[Start of section]

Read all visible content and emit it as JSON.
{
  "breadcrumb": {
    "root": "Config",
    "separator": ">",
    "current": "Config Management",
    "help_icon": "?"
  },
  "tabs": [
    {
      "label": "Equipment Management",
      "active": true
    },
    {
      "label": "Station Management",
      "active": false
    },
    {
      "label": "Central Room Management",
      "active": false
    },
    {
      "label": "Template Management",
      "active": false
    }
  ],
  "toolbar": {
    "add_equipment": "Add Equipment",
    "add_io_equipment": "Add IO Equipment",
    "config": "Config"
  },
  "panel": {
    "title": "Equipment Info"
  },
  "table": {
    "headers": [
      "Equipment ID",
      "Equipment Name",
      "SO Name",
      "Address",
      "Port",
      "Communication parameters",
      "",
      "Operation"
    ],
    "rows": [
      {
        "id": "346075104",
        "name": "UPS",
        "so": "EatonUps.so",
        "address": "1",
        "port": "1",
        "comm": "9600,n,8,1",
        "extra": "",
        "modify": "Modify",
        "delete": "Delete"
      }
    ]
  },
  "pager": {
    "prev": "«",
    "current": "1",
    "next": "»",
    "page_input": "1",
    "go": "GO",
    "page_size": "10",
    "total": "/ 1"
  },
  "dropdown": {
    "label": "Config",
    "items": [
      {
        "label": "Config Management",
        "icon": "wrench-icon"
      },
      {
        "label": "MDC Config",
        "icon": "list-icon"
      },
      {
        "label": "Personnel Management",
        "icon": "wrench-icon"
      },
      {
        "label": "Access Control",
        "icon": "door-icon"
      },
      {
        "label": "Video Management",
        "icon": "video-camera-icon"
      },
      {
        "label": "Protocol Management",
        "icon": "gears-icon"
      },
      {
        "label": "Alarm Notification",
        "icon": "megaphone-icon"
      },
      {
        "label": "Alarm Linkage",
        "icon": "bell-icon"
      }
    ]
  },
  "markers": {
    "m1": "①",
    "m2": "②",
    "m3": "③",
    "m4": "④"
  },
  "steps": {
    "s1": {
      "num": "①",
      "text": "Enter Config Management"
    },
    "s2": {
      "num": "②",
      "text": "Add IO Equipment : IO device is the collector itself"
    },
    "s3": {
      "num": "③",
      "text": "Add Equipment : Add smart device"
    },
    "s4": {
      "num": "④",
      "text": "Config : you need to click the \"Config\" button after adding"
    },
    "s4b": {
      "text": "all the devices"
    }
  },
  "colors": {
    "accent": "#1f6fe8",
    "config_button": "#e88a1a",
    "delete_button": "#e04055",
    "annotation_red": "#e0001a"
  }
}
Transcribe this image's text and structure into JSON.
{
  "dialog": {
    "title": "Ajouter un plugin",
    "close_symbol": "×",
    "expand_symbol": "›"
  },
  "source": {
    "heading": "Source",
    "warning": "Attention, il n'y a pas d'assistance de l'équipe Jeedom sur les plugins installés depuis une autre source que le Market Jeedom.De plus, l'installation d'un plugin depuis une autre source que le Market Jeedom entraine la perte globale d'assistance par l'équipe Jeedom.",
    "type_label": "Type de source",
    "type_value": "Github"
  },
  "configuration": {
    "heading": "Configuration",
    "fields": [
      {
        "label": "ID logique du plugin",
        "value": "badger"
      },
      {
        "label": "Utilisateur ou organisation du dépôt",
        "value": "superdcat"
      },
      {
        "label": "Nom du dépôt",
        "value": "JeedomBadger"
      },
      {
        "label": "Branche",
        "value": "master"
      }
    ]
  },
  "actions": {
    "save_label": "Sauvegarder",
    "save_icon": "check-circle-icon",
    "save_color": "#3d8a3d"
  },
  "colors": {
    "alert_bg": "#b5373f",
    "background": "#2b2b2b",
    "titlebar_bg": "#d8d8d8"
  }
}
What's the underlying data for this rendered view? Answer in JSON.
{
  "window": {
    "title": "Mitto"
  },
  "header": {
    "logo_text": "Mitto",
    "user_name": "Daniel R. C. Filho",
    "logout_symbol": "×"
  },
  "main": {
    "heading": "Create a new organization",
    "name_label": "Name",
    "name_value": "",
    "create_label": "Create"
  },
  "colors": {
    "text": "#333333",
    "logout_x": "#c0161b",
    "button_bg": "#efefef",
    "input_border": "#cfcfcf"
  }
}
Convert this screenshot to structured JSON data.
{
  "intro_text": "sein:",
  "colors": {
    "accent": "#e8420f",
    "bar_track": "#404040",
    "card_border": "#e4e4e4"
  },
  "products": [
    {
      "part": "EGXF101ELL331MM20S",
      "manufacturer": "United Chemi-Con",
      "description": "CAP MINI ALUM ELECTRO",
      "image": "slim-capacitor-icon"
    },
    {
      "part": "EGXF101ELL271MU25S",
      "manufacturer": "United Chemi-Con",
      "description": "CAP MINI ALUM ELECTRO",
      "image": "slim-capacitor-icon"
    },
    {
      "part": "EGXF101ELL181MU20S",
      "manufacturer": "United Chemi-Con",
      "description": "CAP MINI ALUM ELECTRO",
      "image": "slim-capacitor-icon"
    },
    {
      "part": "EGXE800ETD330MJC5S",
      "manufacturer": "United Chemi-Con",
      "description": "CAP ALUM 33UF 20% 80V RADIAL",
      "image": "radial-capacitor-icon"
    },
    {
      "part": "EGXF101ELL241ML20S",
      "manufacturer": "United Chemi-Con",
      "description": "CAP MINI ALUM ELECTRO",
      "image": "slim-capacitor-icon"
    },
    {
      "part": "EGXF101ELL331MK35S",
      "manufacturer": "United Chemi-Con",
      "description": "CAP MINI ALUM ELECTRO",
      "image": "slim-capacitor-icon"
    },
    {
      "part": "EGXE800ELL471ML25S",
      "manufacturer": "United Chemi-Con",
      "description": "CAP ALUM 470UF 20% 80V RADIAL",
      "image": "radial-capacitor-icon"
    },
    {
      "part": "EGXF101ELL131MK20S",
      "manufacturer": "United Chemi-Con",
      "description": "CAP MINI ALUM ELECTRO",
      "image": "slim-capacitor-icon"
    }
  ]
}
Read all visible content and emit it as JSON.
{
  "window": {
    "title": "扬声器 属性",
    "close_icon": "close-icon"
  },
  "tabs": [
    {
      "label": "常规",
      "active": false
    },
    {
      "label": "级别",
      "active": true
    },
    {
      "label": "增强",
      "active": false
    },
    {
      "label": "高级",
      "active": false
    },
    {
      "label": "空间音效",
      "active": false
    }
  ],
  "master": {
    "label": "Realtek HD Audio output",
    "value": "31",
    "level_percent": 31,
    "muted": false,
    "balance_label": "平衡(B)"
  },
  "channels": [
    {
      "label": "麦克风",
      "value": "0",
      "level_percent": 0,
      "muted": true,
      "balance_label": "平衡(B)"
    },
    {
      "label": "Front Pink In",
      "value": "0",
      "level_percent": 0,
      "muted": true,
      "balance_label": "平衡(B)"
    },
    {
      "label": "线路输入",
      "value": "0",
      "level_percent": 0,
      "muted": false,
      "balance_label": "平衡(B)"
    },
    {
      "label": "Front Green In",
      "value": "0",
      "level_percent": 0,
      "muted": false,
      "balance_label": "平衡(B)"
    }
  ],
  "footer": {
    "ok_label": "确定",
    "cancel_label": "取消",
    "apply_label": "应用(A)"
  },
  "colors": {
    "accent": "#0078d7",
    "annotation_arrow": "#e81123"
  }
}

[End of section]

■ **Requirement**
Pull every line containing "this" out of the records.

■ **Result**
Transcribe this image's text and structure into JSON.
What's the underlying data for this rendered view? Answer in JSON.
Convert this screenshot to structured JSON data.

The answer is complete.